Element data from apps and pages
▼▼▼
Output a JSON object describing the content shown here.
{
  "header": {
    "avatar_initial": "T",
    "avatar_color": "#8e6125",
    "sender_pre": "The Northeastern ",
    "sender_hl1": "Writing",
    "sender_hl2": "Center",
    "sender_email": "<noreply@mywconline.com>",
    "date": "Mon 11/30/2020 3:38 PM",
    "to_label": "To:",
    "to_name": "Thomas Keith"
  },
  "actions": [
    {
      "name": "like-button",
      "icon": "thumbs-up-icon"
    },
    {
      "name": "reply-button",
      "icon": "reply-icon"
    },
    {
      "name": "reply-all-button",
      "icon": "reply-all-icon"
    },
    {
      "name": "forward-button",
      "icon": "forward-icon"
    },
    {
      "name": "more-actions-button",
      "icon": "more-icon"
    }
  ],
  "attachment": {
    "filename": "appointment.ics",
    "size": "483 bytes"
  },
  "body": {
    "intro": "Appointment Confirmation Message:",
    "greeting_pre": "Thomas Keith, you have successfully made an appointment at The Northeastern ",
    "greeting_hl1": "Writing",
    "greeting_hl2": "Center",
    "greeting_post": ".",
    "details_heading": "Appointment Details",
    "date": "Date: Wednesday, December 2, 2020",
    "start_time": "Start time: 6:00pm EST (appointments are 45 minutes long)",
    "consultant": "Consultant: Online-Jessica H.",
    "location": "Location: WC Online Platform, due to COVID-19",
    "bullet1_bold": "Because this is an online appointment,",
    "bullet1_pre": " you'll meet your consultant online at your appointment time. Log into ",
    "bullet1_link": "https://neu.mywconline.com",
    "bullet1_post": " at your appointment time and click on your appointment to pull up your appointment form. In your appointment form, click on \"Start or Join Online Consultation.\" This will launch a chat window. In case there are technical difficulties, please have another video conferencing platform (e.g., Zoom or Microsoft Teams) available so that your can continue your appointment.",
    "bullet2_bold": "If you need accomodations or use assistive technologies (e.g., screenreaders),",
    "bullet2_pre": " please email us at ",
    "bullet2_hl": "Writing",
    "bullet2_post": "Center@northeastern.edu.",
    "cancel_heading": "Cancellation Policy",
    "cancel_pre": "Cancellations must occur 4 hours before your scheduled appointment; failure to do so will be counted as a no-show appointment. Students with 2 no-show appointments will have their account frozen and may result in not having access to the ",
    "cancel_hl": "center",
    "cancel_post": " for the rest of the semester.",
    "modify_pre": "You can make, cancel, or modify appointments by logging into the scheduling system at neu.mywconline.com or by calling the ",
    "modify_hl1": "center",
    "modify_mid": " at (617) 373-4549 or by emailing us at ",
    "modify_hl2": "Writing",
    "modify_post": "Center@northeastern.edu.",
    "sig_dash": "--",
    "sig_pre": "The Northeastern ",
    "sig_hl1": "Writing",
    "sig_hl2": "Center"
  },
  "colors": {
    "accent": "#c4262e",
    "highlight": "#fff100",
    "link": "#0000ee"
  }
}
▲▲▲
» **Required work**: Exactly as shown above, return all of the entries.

» **The answer**:
Output a JSON object describing the content shown here.
{
  "header": {
    "avatar_initial": "T",
    "avatar_color": "#8e6125",
    "sender_pre": "The Northeastern ",
    "sender_hl1": "Writing",
    "sender_hl2": "Center",
    "sender_email": "<noreply@mywconline.com>",
    "date": "Mon 11/30/2020 3:38 PM",
    "to_label": "To:",
    "to_name": "Thomas Keith"
  },
  "actions": [
    {
      "name": "like-button",
      "icon": "thumbs-up-icon"
    },
    {
      "name": "reply-button",
      "icon": "reply-icon"
    },
    {
      "name": "reply-all-button",
      "icon": "reply-all-icon"
    },
    {
      "name": "forward-button",
      "icon": "forward-icon"
    },
    {
      "name": "more-actions-button",
      "icon": "more-icon"
    }
  ],
  "attachment": {
    "filename": "appointment.ics",
    "size": "483 bytes"
  },
  "body": {
    "intro": "Appointment Confirmation Message:",
    "greeting_pre": "Thomas Keith, you have successfully made an appointment at The Northeastern ",
    "greeting_hl1": "Writing",
    "greeting_hl2": "Center",
    "greeting_post": ".",
    "details_heading": "Appointment Details",
    "date": "Date: Wednesday, December 2, 2020",
    "start_time": "Start time: 6:00pm EST (appointments are 45 minutes long)",
    "consultant": "Consultant: Online-Jessica H.",
    "location": "Location: WC Online Platform, due to COVID-19",
    "bullet1_bold": "Because this is an online appointment,",
    "bullet1_pre": " you'll meet your consultant online at your appointment time. Log into ",
    "bullet1_link": "https://neu.mywconline.com",
    "bullet1_post": " at your appointment time and click on your appointment to pull up your appointment form. In your appointment form, click on \"Start or Join Online Consultation.\" This will launch a chat window. In case there are technical difficulties, please have another video conferencing platform (e.g., Zoom or Microsoft Teams) available so that your can continue your appointment.",
    "bullet2_bold": "If you need accomodations or use assistive technologies (e.g., screenreaders),",
    "bullet2_pre": " please email us at ",
    "bullet2_hl": "Writing",
    "bullet2_post": "Center@northeastern.edu.",
    "cancel_heading": "Cancellation Policy",
    "cancel_pre": "Cancellations must occur 4 hours before your scheduled appointment; failure to do so will be counted as a no-show appointment. Students with 2 no-show appointments will have their account frozen and may result in not having access to the ",
    "cancel_hl": "center",
    "cancel_post": " for the rest of the semester.",
    "modify_pre": "You can make, cancel, or modify appointments by logging into the scheduling system at neu.mywconline.com or by calling the ",
    "modify_hl1": "center",
    "modify_mid": " at (617) 373-4549 or by emailing us at ",
    "modify_hl2": "Writing",
    "modify_post": "Center@northeastern.edu.",
    "sig_dash": "--",
    "sig_pre": "The Northeastern ",
    "sig_hl1": "Writing",
    "sig_hl2": "Center"
  },
  "colors": {
    "accent": "#c4262e",
    "highlight": "#fff100",
    "link": "#0000ee"
  }
}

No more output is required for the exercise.